ALGIERS: Thousands of Algerians on Friday staged new anti-government protests, demanding the country’s former president Abdelaziz Bouteflika be put on trial.
In April, Bouteflika was forced to resign in the wake of nationwide protests and pressure from the North African country’s powerful military.
Demonstrations have since continued every Friday in Algeria, demanding removal of the key Bouteflika-era officials and bring corrupt suspects to justice.
Earlier this week, judges at the country’s top court ordered two Bouteflika-era prime ministers held in custody as part of investigations into alleged corruption.
On Friday, protesters gathering in the centre of the capital Algiers called for the prosecution of Bouteflika as well.

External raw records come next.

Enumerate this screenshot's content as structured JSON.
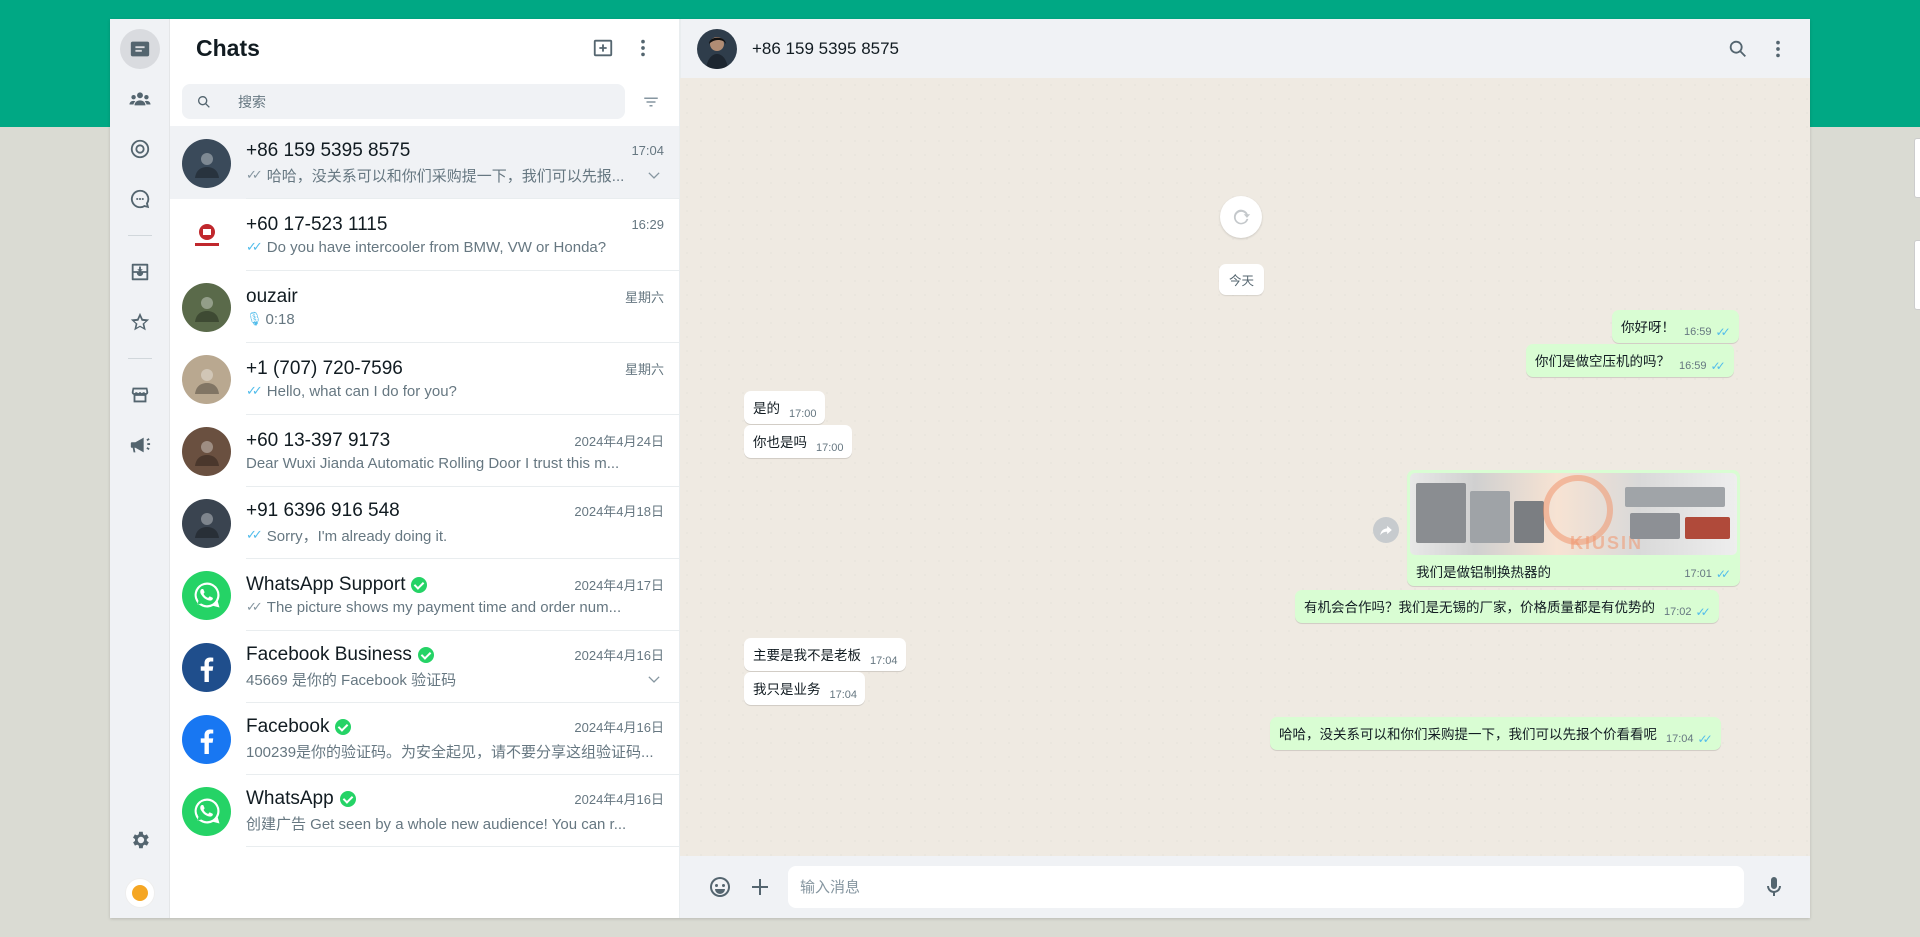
{
  "sidebar": {
    "title": "Chats",
    "search_placeholder": "搜索"
  },
  "chats": [
    {
      "name": "+86 159 5395 8575",
      "time": "17:04",
      "preview": "哈哈，没关系可以和你们采购提一下，我们可以先报...",
      "tick": "✓✓",
      "tick_color": "#8696a0",
      "avatar_color": "#3a4a5a",
      "active": true,
      "chevron": true
    },
    {
      "name": "+60 17-523 1115",
      "time": "16:29",
      "preview": "Do you have intercooler from BMW, VW or Honda?",
      "tick": "✓✓",
      "tick_color": "#53bdeb",
      "avatar_color": "#ffffff"
    },
    {
      "name": "ouzair",
      "time": "星期六",
      "preview": "0:18",
      "mic": true,
      "avatar_color": "#5a6a4a"
    },
    {
      "name": "+1 (707) 720-7596",
      "time": "星期六",
      "preview": "Hello, what can I do for you?",
      "tick": "✓✓",
      "tick_color": "#53bdeb",
      "avatar_color": "#b9a890"
    },
    {
      "name": "+60 13-397 9173",
      "time": "2024年4月24日",
      "preview": "Dear Wuxi Jianda Automatic Rolling Door  I trust this m...",
      "avatar_color": "#6a5040"
    },
    {
      "name": "+91 6396 916 548",
      "time": "2024年4月18日",
      "preview": "Sorry，I'm already doing it.",
      "tick": "✓✓",
      "tick_color": "#53bdeb",
      "avatar_color": "#3a4450"
    },
    {
      "name": "WhatsApp Support",
      "time": "2024年4月17日",
      "preview": "The picture shows my payment time and order num...",
      "tick": "✓✓",
      "tick_color": "#8696a0",
      "avatar_color": "#25d366",
      "verified": true,
      "icon": "whatsapp-logo-icon"
    },
    {
      "name": "Facebook Business",
      "time": "2024年4月16日",
      "preview": "45669 是你的 Facebook 验证码",
      "avatar_color": "#1f4e8c",
      "verified": true,
      "chevron": true,
      "icon": "facebook-logo-icon"
    },
    {
      "name": "Facebook",
      "time": "2024年4月16日",
      "preview": "100239是你的验证码。为安全起见，请不要分享这组验证码...",
      "avatar_color": "#1877f2",
      "verified": true,
      "icon": "facebook-logo-icon"
    },
    {
      "name": "WhatsApp",
      "time": "2024年4月16日",
      "preview": "创建广告 Get seen by a whole new audience!  You can r...",
      "avatar_color": "#25d366",
      "verified": true,
      "icon": "whatsapp-logo-icon"
    }
  ],
  "conversation": {
    "contact": "+86 159 5395 8575",
    "date_chip": "今天",
    "messages": {
      "m1": {
        "text": "你好呀！",
        "time": "16:59",
        "tick": "✓✓"
      },
      "m2": {
        "text": "你们是做空压机的吗？",
        "time": "16:59",
        "tick": "✓✓"
      },
      "m3": {
        "text": "是的",
        "time": "17:00"
      },
      "m4": {
        "text": "你也是吗",
        "time": "17:00"
      },
      "m5": {
        "text": "我们是做铝制换热器的",
        "time": "17:01",
        "tick": "✓✓"
      },
      "m6": {
        "text": "有机会合作吗？我们是无锡的厂家，价格质量都是有优势的",
        "time": "17:02",
        "tick": "✓✓"
      },
      "m7": {
        "text": "主要是我不是老板",
        "time": "17:04"
      },
      "m8": {
        "text": "我只是业务",
        "time": "17:04"
      },
      "m9": {
        "text": "哈哈，没关系可以和你们采购提一下，我们可以先报个价看看呢",
        "time": "17:04",
        "tick": "✓✓"
      }
    },
    "image_brand": "KIUSIN",
    "input_placeholder": "输入消息"
  },
  "colors": {
    "brand_green": "#00a884",
    "outgoing_bubble": "#d9fdd3",
    "read_tick": "#53bdeb"
  }
}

“He was the one who opened the road for this gang to drown the country in looting and corruption,” Osmani Sulaiman, a 25-year-old protester said. He was referring to ex-government officials now facing corruption charges.

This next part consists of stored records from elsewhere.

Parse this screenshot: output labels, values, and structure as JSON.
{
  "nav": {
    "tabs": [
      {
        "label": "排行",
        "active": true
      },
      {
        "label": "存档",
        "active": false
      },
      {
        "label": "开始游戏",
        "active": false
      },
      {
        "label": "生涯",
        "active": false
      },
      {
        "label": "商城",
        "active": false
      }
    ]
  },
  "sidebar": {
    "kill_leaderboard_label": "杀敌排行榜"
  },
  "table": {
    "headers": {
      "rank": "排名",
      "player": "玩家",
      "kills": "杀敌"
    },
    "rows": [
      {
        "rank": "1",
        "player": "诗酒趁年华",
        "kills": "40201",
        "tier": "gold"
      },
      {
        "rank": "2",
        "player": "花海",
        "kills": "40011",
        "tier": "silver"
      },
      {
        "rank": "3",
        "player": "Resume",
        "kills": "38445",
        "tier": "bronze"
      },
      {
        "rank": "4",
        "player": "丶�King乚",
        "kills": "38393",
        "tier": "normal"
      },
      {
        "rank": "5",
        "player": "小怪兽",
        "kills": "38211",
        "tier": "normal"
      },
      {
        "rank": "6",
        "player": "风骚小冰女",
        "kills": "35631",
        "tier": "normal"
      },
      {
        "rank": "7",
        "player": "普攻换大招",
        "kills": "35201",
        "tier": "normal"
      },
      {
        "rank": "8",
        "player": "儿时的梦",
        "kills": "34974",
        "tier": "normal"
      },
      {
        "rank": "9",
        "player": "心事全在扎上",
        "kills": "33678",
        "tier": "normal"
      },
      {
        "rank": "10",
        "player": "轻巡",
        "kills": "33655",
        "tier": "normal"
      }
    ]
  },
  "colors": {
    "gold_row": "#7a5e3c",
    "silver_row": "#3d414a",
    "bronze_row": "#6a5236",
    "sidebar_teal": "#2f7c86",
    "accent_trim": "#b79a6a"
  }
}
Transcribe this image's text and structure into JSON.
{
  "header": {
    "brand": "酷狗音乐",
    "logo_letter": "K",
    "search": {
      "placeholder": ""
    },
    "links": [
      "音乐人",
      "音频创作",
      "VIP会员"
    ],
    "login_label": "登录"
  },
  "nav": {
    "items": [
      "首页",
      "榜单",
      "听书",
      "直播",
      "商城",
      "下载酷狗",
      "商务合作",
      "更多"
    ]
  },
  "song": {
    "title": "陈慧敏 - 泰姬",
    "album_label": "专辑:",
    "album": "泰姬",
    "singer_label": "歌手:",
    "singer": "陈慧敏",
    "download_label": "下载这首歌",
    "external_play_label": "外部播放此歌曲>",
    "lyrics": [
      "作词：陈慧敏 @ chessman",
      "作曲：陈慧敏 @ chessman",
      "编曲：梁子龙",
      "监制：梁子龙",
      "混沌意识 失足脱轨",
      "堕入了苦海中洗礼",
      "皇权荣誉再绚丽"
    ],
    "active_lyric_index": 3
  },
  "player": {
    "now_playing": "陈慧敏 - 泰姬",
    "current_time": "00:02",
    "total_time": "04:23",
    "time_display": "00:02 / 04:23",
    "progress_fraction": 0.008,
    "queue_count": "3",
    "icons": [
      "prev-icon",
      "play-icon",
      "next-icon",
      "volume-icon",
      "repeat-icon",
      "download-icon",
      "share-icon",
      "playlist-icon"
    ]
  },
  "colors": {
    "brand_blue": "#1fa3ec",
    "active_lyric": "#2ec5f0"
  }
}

Other protesters called for public trials for the suspects.
“The people have the right to follow, at least on television, the trial of those who have brought misery to us,” Isma Ghalumi, a 33-year-old protester, said. “The people will not allow trials to beheld behind closed doors,” she added.
Since his resignation, Algeria has launched a crackdown against senior officials and businessmen close to Bouteflika. Prominent figures under investigation include former energy minister Chakib Khelil and Bouteflika’s younger brother Said.

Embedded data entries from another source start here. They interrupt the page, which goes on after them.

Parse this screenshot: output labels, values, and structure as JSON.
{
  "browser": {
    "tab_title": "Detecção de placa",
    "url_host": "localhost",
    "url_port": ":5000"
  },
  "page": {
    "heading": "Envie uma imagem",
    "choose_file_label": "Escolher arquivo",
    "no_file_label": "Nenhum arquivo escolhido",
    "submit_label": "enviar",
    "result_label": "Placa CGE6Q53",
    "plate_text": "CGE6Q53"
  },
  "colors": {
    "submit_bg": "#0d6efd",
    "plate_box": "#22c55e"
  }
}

Meanwhile, Algeria’s supreme court on Thursday remanded ex-prime minister Abdelmalek Sellal in custody over graft allegations, state TV said, in a crackdown on alleged corruption and cronyism among associates of former president Bouteflika.
The court later ordered the detention of former trade minister Amara Benyounes over his alleged involvement in corruption scandals, private channel Ennahar TV reported, without elaborating.
Sellal is one of the closest Bouteflika associates to be detained since mass protests broke out in February, demanding the prosecution of people that protesters regarded as corrupt as well as sweeping democratic change.
— Agencies